ROBERT SOUTHWELL. 1560-1595.
Though much I want that most would have,
From Byrd's Psalmes, Sonnets, &c., 1588.
He that had neyther been kithe nor kin
Might have seen a full fayre sight.
Guy of Gisborne.
BEILBY PORTEUS. 1731-1808.
IN sober state,
Through the sequestered vale of rural life,
The venerable patriarch guileless held
The tenor of his way.*
One murder made a villain,
Death. Line 108.
Millions a hero. Princes were privileged
War its thousands slays, Peace its ten thousands.

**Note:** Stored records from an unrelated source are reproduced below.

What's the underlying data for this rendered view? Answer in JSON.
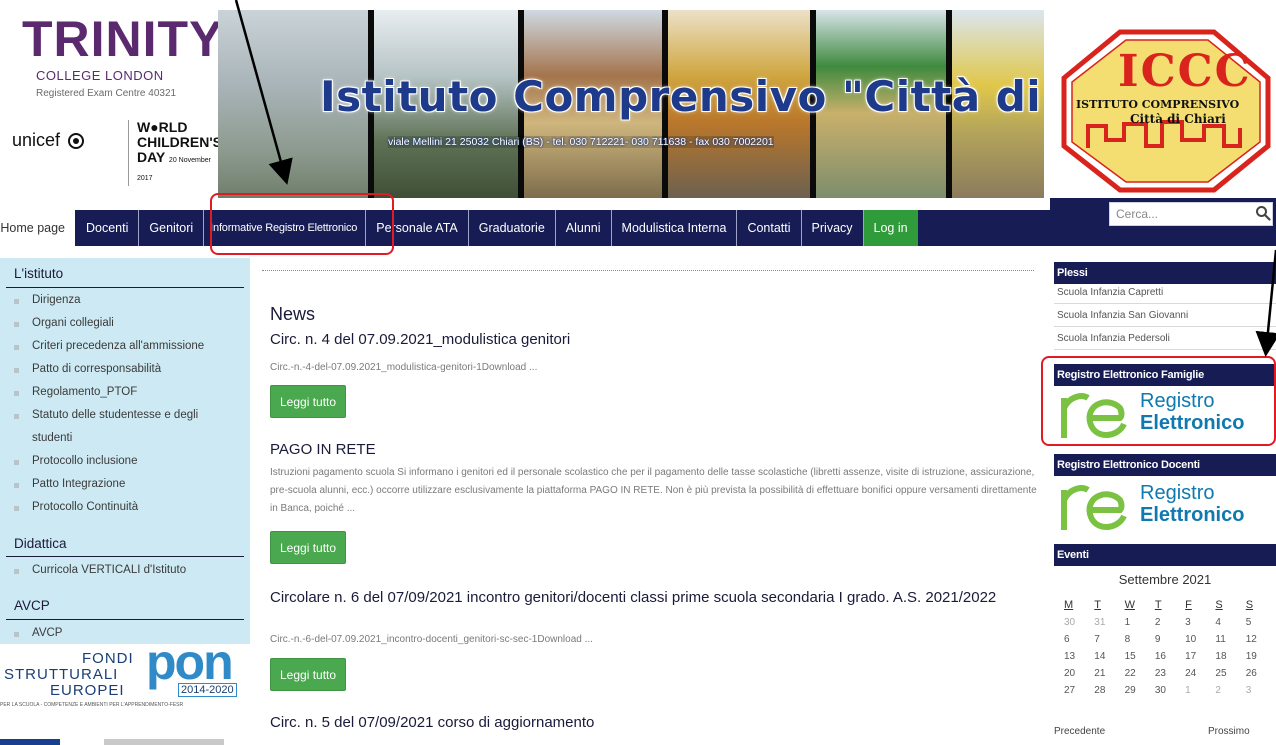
{
  "header": {
    "title": "Istituto Comprensivo \"Città di Chiari\"",
    "contact": "viale Mellini 21 25032 Chiari (BS) - tel. 030 712221- 030 711638 - fax 030 7002201",
    "trinity": {
      "name": "TRINITY",
      "sub": "COLLEGE LONDON",
      "exam_centre": "Registered Exam Centre 40321"
    },
    "unicef": {
      "name": "unicef",
      "wcd_line1": "W●RLD",
      "wcd_line2": "CHILDREN'S",
      "wcd_line3": "DAY",
      "wcd_date": "20 November 2017"
    },
    "iccc": {
      "acronym": "ICCC",
      "line1": "ISTITUTO COMPRENSIVO",
      "line2": "Città di Chiari"
    }
  },
  "nav": {
    "items": [
      {
        "label": "Home page"
      },
      {
        "label": "Docenti"
      },
      {
        "label": "Genitori"
      },
      {
        "label": "Informative Registro Elettronico"
      },
      {
        "label": "Personale ATA"
      },
      {
        "label": "Graduatorie"
      },
      {
        "label": "Alunni"
      },
      {
        "label": "Modulistica Interna"
      },
      {
        "label": "Contatti"
      },
      {
        "label": "Privacy"
      },
      {
        "label": "Log in"
      }
    ],
    "search_placeholder": "Cerca..."
  },
  "sidebar": {
    "istituto": {
      "heading": "L'istituto",
      "items": [
        "Dirigenza",
        "Organi collegiali",
        "Criteri precedenza all'ammissione",
        "Patto di corresponsabilità",
        "Regolamento_PTOF",
        "Statuto delle studentesse e degli",
        "studenti",
        "Protocollo inclusione",
        "Patto Integrazione",
        "Protocollo Continuità"
      ]
    },
    "didattica": {
      "heading": "Didattica",
      "items": [
        "Curricola VERTICALI d'Istituto"
      ]
    },
    "avcp": {
      "heading": "AVCP",
      "items": [
        "AVCP"
      ]
    },
    "pon": {
      "fondi": "FONDI",
      "strutturali": "STRUTTURALI",
      "europei": "EUROPEI",
      "pon": "PON",
      "years": "2014-2020",
      "tagline": "PER LA SCUOLA - COMPETENZE E AMBIENTI PER L'APPRENDIMENTO-FESR"
    }
  },
  "main": {
    "heading": "News",
    "read_more": "Leggi tutto",
    "posts": [
      {
        "title": "Circ. n. 4 del 07.09.2021_modulistica genitori",
        "excerpt": "Circ.-n.-4-del-07.09.2021_modulistica-genitori-1Download ..."
      },
      {
        "title": "PAGO IN RETE",
        "excerpt": "Istruzioni pagamento scuola Si informano i genitori ed il personale scolastico che per il pagamento delle tasse scolastiche (libretti assenze, visite di istruzione, assicurazione, pre-scuola alunni, ecc.) occorre utilizzare esclusivamente la piattaforma PAGO IN RETE. Non è più prevista la possibilità di effettuare bonifici oppure versamenti direttamente in Banca, poiché ..."
      },
      {
        "title": "Circolare n. 6 del 07/09/2021 incontro genitori/docenti classi prime scuola secondaria I grado. A.S. 2021/2022",
        "excerpt": "Circ.-n.-6-del-07.09.2021_incontro-docenti_genitori-sc-sec-1Download ..."
      },
      {
        "title": "Circ. n. 5 del 07/09/2021 corso di aggiornamento",
        "excerpt": ""
      }
    ]
  },
  "right": {
    "plessi": {
      "heading": "Plessi",
      "items": [
        "Scuola Infanzia Capretti",
        "Scuola Infanzia San Giovanni",
        "Scuola Infanzia Pedersoli"
      ]
    },
    "re_famiglie": {
      "heading": "Registro Elettronico Famiglie",
      "word1": "Registro",
      "word2": "Elettronico"
    },
    "re_docenti": {
      "heading": "Registro Elettronico Docenti",
      "word1": "Registro",
      "word2": "Elettronico"
    },
    "eventi": {
      "heading": "Eventi",
      "month": "Settembre 2021",
      "weekdays": [
        "M",
        "T",
        "W",
        "T",
        "F",
        "S",
        "S"
      ],
      "weeks": [
        [
          "30",
          "31",
          "1",
          "2",
          "3",
          "4",
          "5"
        ],
        [
          "6",
          "7",
          "8",
          "9",
          "10",
          "11",
          "12"
        ],
        [
          "13",
          "14",
          "15",
          "16",
          "17",
          "18",
          "19"
        ],
        [
          "20",
          "21",
          "22",
          "23",
          "24",
          "25",
          "26"
        ],
        [
          "27",
          "28",
          "29",
          "30",
          "1",
          "2",
          "3"
        ]
      ],
      "prev": "Precedente",
      "next": "Prossimo"
    }
  },
  "colors": {
    "nav": "#171c54",
    "login": "#2f9b3a",
    "sidebar": "#cdeaf4",
    "button": "#4aa84e",
    "annotation": "#e01b24"
  },
  "icons": {
    "search": "search-icon"
  }
}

Ibid. Line 178.
Whom soft-eyed pity once led down from Heaven
And oh! still harder lesson, how to die.‡
*Cf. GRAY, p. 229.
Ibid. Line 16.
+ Cf. YOUNG, p. 211.
There taught us how to live; and (oh! too high
The price for knowledge) taught us how to die.
TICKELL on the Death of Addison.
JAMES BEATTIE. 1735-1803.
H! who can tell how hard it is to climb
The steep where Fame's proud temple shines afar?
The Minstrel. Book i. St. 1.
At the close of the day when the hamlet is still,
He thought as a sage, but he felt as a man.
By the glare of false science betrayed,
How hard their lot who neither won nor lost.
Epigram. The Bucks had dined.
CHARLES CHURCHILL. 1741-1764.
HE mouths a sentence, as curs mouth a bone.
But spite of all the criticizing elves,
The Rosciad. Line 322.
Those who would make us feel-must feel themselves.*
* Si vis me flere, dolendum est
Primum ipsi tibi.-HORACE. Ars Poetica, 102.
With curious art the brain, too finely wrought,
NITED yet divided, twain at once.
So sit two kings of Brentford on one throne.*
Nor rural sights alone, but rural sounds
Book i. The Sofa.
Exhilarate the spirit, and restore
The tone of languid Nature.
The earth was made so various, that the mind
And pleased with novelty, might be indulged.
*Two Kings of Brentford, from Buckingham's play of the Rehearsal.
God made the country, and man made the town.*
Book i. The Sofa.
O for a lodge in some vast wilderness,
Might never reach me more.†
Make enemies of nations, who had else,
I would not have a slave to till my ground,
Slaves cannot breathe in England; if their lungs
England, with all thy faults I love thee still,
Oh that I had in the wilderness a lodging-place of wayfaring men.Jeremiah ix. 2.
Servi peregrini, ut primum Galliæ fines penetraverint eodem momento liberi sunt.-BODINUS. Liber i. c. 5.
§ Be England what she will,
With all her faults she is my country still.